» Problem to work on:
Throughout the listing below, copy each line containing "your".

» Records supplied:

-- -- --

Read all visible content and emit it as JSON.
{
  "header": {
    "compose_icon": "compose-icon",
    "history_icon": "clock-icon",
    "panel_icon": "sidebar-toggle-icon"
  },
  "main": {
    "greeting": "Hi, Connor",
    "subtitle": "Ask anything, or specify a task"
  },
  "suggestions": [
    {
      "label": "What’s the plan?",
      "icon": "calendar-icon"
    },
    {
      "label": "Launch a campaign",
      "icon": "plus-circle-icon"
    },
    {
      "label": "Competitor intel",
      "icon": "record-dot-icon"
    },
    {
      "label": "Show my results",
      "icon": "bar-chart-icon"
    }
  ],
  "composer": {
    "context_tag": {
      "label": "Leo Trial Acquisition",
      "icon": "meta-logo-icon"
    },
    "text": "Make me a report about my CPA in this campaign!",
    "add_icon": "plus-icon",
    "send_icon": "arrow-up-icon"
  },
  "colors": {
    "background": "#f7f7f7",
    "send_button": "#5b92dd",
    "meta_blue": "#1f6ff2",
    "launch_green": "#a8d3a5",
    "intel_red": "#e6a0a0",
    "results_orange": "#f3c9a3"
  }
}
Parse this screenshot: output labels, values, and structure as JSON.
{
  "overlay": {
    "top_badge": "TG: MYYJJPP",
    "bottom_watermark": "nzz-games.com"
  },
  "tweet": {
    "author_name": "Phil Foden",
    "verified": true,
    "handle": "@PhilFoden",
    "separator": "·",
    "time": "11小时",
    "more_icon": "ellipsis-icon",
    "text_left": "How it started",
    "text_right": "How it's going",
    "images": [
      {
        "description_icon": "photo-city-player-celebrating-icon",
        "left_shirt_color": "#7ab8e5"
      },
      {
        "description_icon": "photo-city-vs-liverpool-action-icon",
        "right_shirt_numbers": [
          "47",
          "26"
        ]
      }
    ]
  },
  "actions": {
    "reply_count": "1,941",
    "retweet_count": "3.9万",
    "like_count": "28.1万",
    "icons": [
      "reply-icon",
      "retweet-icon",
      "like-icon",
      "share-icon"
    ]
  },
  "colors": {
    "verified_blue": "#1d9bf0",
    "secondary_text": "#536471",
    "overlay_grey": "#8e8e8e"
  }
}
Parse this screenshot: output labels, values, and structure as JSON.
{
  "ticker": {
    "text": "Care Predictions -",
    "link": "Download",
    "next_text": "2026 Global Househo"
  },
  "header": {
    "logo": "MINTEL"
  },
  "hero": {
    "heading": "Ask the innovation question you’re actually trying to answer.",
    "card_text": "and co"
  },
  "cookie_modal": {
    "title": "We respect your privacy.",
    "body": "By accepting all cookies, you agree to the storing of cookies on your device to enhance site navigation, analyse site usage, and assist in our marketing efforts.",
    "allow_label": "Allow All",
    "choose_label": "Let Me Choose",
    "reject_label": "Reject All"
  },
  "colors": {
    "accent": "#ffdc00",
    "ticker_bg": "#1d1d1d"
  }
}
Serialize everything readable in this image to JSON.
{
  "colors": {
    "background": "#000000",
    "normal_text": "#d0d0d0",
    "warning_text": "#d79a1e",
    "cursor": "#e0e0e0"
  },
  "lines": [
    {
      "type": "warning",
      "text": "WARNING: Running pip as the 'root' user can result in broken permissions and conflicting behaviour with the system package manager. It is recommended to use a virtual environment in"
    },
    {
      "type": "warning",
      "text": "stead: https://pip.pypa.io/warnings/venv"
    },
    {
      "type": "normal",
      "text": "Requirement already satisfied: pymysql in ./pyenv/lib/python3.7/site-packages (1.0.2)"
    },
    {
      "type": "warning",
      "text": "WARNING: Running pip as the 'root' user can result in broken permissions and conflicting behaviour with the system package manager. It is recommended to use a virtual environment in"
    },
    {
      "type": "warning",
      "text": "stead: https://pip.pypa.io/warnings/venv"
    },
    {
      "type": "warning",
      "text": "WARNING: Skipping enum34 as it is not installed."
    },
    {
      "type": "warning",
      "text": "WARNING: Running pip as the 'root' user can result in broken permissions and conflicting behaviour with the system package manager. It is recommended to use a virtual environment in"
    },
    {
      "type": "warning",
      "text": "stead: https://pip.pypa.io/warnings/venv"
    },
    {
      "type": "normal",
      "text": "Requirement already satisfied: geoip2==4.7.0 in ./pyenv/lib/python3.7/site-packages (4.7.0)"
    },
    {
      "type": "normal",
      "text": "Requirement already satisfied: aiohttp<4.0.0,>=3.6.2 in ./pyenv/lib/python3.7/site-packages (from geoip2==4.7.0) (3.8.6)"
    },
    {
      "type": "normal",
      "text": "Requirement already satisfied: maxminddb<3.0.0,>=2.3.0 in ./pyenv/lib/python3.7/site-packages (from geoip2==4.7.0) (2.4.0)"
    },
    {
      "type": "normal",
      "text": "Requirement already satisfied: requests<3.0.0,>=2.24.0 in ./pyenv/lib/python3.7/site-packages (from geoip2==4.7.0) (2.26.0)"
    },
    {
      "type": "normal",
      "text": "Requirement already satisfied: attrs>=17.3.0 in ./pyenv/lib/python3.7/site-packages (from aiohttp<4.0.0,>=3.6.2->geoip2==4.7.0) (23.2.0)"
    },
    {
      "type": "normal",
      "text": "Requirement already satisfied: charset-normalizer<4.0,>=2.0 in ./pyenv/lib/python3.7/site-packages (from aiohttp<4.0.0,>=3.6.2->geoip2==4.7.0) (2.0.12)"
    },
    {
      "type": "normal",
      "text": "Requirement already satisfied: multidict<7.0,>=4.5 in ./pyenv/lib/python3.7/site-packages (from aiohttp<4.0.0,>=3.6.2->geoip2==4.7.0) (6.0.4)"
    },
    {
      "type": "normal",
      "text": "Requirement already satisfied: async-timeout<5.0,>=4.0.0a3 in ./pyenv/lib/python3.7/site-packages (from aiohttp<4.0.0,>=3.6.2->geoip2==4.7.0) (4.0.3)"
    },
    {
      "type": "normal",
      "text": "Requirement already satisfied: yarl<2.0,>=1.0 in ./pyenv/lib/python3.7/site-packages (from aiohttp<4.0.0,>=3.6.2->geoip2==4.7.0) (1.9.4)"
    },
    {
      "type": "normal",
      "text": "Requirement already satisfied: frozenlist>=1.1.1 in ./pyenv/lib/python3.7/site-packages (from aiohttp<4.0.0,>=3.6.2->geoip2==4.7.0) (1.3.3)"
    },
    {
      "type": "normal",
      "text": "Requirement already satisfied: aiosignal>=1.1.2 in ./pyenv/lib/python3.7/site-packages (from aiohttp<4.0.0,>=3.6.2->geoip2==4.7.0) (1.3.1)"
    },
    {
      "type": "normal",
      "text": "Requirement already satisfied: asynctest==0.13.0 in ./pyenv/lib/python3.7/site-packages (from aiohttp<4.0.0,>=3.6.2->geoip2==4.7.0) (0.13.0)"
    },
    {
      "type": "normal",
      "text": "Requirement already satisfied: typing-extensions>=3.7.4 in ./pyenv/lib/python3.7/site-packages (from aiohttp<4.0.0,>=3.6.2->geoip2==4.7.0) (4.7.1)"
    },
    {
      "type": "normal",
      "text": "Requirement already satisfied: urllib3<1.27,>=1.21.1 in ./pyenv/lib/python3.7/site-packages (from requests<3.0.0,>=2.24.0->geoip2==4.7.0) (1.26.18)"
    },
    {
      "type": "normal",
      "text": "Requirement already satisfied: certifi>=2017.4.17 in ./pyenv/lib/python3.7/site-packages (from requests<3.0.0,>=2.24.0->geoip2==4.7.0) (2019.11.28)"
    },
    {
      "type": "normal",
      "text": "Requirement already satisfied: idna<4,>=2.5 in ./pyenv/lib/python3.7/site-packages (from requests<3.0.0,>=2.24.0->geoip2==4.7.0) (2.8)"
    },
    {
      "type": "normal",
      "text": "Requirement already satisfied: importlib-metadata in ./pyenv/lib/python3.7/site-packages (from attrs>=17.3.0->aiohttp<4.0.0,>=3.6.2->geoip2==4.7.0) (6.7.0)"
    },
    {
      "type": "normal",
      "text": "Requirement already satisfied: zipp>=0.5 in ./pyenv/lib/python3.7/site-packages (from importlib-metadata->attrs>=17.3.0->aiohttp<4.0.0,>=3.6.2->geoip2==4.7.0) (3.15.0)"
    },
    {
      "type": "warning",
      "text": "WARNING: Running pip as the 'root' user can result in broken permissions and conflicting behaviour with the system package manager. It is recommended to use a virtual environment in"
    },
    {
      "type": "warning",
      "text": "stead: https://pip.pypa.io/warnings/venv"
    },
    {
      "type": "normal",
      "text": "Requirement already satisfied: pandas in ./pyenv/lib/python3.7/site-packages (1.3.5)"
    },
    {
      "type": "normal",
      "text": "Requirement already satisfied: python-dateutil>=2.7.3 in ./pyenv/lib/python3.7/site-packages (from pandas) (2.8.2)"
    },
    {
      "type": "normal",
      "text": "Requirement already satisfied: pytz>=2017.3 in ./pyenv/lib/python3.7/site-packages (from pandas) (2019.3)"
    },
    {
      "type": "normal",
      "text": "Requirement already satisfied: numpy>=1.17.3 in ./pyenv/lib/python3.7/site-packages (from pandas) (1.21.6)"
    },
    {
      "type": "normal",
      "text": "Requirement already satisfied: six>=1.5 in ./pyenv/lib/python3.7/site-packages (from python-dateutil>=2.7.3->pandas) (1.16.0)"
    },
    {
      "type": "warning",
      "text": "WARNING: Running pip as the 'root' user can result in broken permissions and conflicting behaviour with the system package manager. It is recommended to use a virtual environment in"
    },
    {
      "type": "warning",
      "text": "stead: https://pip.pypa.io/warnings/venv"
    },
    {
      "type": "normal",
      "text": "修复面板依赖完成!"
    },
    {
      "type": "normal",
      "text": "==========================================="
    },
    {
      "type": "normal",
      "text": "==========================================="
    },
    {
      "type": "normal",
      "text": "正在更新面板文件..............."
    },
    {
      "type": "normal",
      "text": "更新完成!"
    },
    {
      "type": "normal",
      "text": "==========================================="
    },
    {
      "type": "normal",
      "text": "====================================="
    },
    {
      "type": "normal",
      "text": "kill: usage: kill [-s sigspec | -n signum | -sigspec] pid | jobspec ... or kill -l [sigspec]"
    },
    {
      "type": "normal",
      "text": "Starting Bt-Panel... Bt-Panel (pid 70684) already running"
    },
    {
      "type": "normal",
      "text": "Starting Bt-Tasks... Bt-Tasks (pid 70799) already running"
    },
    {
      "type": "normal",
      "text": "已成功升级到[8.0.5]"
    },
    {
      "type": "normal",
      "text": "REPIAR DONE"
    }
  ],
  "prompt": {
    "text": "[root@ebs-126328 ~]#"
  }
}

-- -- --

» Result of the exercise:
    "title": "We respect your privacy.",
    "body": "By accepting all cookies, you agree to the storing of cookies on your device to enhance site navigation, analyse site usage, and assist in our marketing efforts.",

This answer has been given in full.